*** Excerpted records Section Begins ***
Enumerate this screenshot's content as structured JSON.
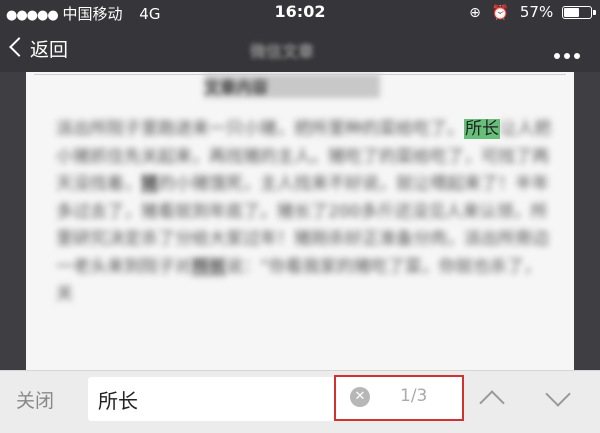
{
  "status_bar": {
    "signal": "●●●●●",
    "carrier": "中国移动",
    "network": "4G",
    "time": "16:02",
    "battery_percent": "57%",
    "battery_level": 0.57
  },
  "nav": {
    "back_label": "返回",
    "title": "微信文章"
  },
  "article": {
    "tag": "文章内容",
    "before_match": "派出所院子里跑进来一只小猪，把所里种的菜给吃了。",
    "match": "所长",
    "after_match": "让人把小猪抓住先关起来，再找猪的主人。猪吃了的菜给吃了，可找了两天没找着，",
    "mid_highlight": "猪",
    "rest_1": "的小猪饿死，主人找来不好说，就让喂起来了！半年多过去了，猪看就到年底了。猪长了200多斤还没见人来认领，所里研究决定杀了分给大家过年！猪刚杀好正准备分肉，派出所旁边一老头来到院子对",
    "end_highlight": "所长",
    "rest_2": "说：“你看我家的猪吃了菜，你就也杀了，关"
  },
  "find_bar": {
    "close_label": "关闭",
    "query": "所长",
    "clear_icon": "✕",
    "match_count": "1/3"
  }
}
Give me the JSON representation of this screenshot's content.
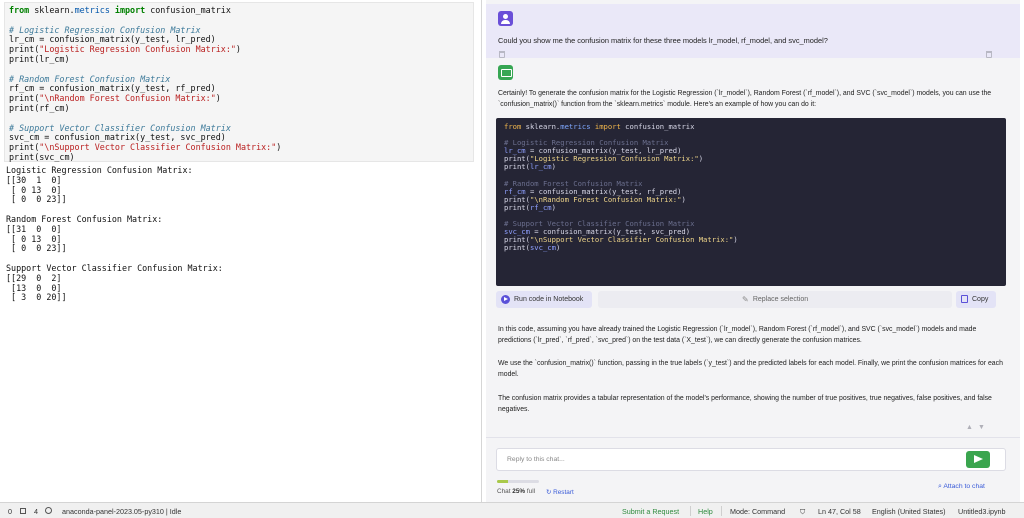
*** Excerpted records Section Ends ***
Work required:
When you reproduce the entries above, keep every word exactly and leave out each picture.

The completed task:
Enumerate this screenshot's content as structured JSON.
{
  "status_bar": {
    "signal": "●●●●●",
    "carrier": "中国移动",
    "network": "4G",
    "time": "16:02",
    "battery_percent": "57%",
    "battery_level": 0.57
  },
  "nav": {
    "back_label": "返回",
    "title": "微信文章"
  },
  "article": {
    "tag": "文章内容",
    "before_match": "派出所院子里跑进来一只小猪，把所里种的菜给吃了。",
    "match": "所长",
    "after_match": "让人把小猪抓住先关起来，再找猪的主人。猪吃了的菜给吃了，可找了两天没找着，",
    "mid_highlight": "猪",
    "rest_1": "的小猪饿死，主人找来不好说，就让喂起来了！半年多过去了，猪看就到年底了。猪长了200多斤还没见人来认领，所里研究决定杀了分给大家过年！猪刚杀好正准备分肉，派出所旁边一老头来到院子对",
    "end_highlight": "所长",
    "rest_2": "说：“你看我家的猪吃了菜，你就也杀了，关"
  },
  "find_bar": {
    "close_label": "关闭",
    "query": "所长",
    "clear_icon": "✕",
    "match_count": "1/3"
  }
}
Give me the JSON representation of this screenshot's content.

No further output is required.